The HSBC services Purchasing Managers' Index (PMI) fell to 51.1 in April from 54.3 in March, with new order expansion the slowest in 20 months and staffing levels in the service sector decreasing for the first time since January 2009.
The HSBC services PMI follows a similar survey by China's National Bureau of Statistics, which found non-manufacturing activity eased to 54.5.
"The cooling of service sector activity in April likely reflected the knock-on effect of slower manufacturing growth, the impact of property tightening measures and the spreading bird flu," said HSBC's China chief economist Qu Hongbin.
A reading above 50 indicates activity in the sector is accelerating, while one below 50 indicates it is slowing.
Two separate PMIs last week showed that China's manufacturing sector growth had slowed, suggesting the country's exports engine is running into headwinds from the euro zone recession and sluggish growth in the United States.

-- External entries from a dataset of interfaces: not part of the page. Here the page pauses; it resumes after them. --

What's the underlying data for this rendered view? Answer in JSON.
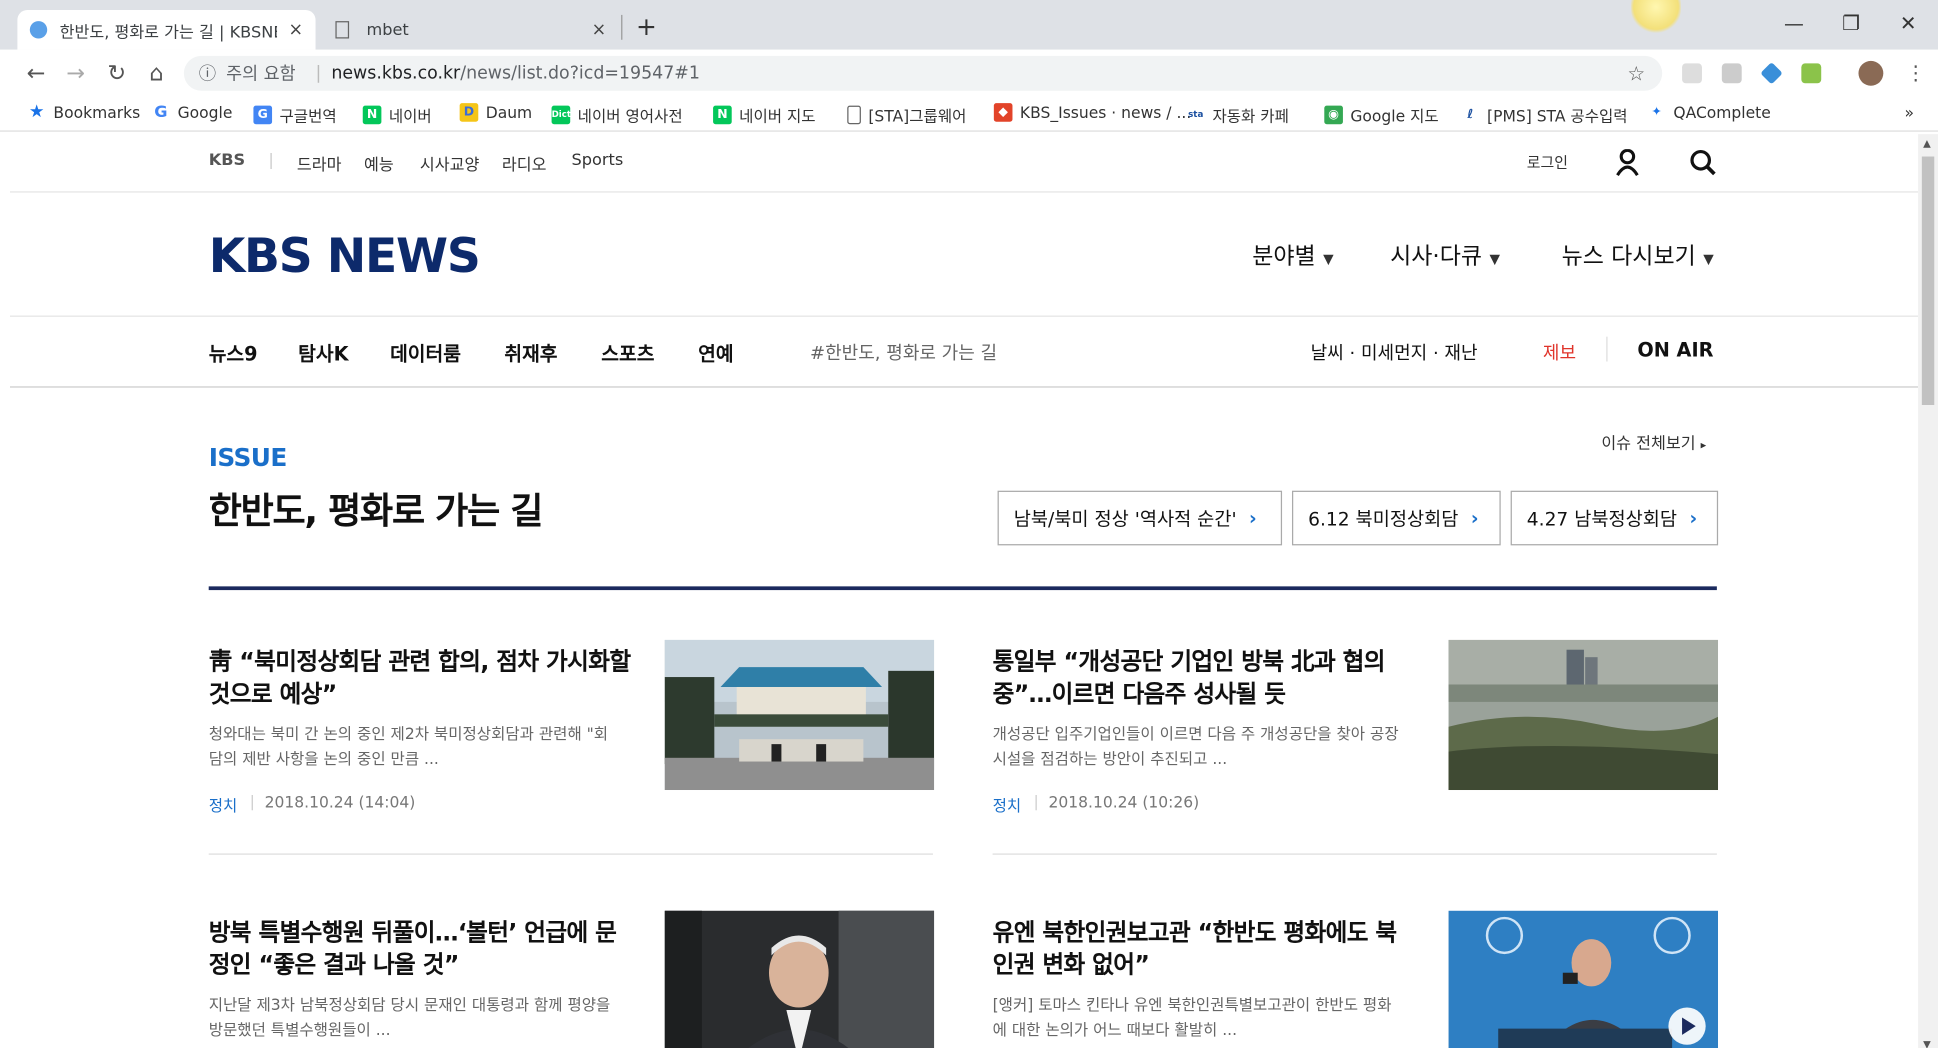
{
  "browser": {
    "tabs": [
      {
        "title": "한반도, 평화로 가는 길 | KBSNE",
        "close": "×"
      },
      {
        "title": "mbet",
        "close": "×"
      }
    ],
    "new_tab": "+",
    "window_controls": {
      "minimize": "—",
      "restore": "❐",
      "close": "✕"
    },
    "address": {
      "security_label": "주의 요함",
      "host": "news.kbs.co.kr",
      "path": "/news/list.do?icd=19547#1"
    },
    "bookmarks": [
      "Bookmarks",
      "Google",
      "구글번역",
      "네이버",
      "Daum",
      "네이버 영어사전",
      "네이버 지도",
      "[STA]그룹웨어",
      "KBS_Issues · news / ...",
      "자동화 카페",
      "Google 지도",
      "[PMS] STA 공수입력",
      "QAComplete"
    ],
    "bookmarks_more": "»"
  },
  "gnb": {
    "brand": "KBS",
    "items": [
      "드라마",
      "예능",
      "시사교양",
      "라디오",
      "Sports"
    ],
    "login": "로그인"
  },
  "header": {
    "logo": "KBS NEWS",
    "menus": [
      "분야별",
      "시사·다큐",
      "뉴스 다시보기"
    ]
  },
  "subnav": {
    "items": [
      "뉴스9",
      "탐사K",
      "데이터룸",
      "취재후",
      "스포츠",
      "연예"
    ],
    "hashtag": "#한반도, 평화로 가는 길",
    "weather": "날씨 · 미세먼지 · 재난",
    "report": "제보",
    "onair": "ON AIR"
  },
  "issue": {
    "label": "ISSUE",
    "title": "한반도, 평화로 가는 길",
    "view_all": "이슈 전체보기",
    "buttons": [
      "남북/북미 정상 '역사적 순간'",
      "6.12 북미정상회담",
      "4.27 남북정상회담"
    ]
  },
  "articles": [
    {
      "title": "靑 “북미정상회담 관련 합의, 점차 가시화할 것으로 예상”",
      "desc": "청와대는 북미 간 논의 중인 제2차 북미정상회담과 관련해 \"회담의 제반 사항을 논의 중인 만큼 ...",
      "category": "정치",
      "date": "2018.10.24 (14:04)"
    },
    {
      "title": "통일부 “개성공단 기업인 방북 北과 협의 중”…이르면 다음주 성사될 듯",
      "desc": "개성공단 입주기업인들이 이르면 다음 주 개성공단을 찾아 공장 시설을 점검하는 방안이 추진되고 ...",
      "category": "정치",
      "date": "2018.10.24 (10:26)"
    },
    {
      "title": "방북 특별수행원 뒤풀이…‘볼턴’ 언급에 문정인 “좋은 결과 나올 것”",
      "desc": "지난달 제3차 남북정상회담 당시 문재인 대통령과 함께 평양을 방문했던 특별수행원들이 ...",
      "category": "",
      "date": ""
    },
    {
      "title": "유엔 북한인권보고관 “한반도 평화에도 북 인권 변화 없어”",
      "desc": "[앵커] 토마스 킨타나 유엔 북한인권특별보고관이 한반도 평화에 대한 논의가 어느 때보다 활발히 ...",
      "category": "",
      "date": ""
    }
  ]
}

In the latest survey, the sub-index measuring new business orders dropped sharply to a 20-month low of 51.5 in April, with only 15 percent of survey respondents reporting an increased volume of new orders that month, HSBC said.
"Again, this started to bite employment growth. All these are likely to add some risk to China's growth in 2Q, as there's still a bumpy road towards sustaining growth recovery," Qu said.
The employment sub-index decreased to 49.6 in April, the first net reduction in staff numbers since January 2009, although HSBC said job losses were marginal, partially caused by firms down-sizing and employee resignations.
Employment is a decisive factor shaping government thinking because it is crucial for social stability. The services sector accounted for 46 percent of China's gross domestic product in 2012, as big as the country's better-known manufacturing industry.
At the depth of the global financial crisis in 2008/2009, an estimated 20 million rural migrant workers lost their jobs, prompting Beijing to unveil a 4 trillion yuan stimulus package to shore up the economy and provide employment.
China's annual economic growth dipped to 7.4 percent in the third quarter, slowing for seven quarters in a row and leaving the economy on course for its weakest showing since 1999.
The government has set a 2013 growth target of 7.5 percent, a level Beijing deems sufficient for job creation while providing room to deliver reforms to the economy.
(Reporting By Xiaoyi Shao and Jonathan Standing; Editing by Sanjeev Miglani)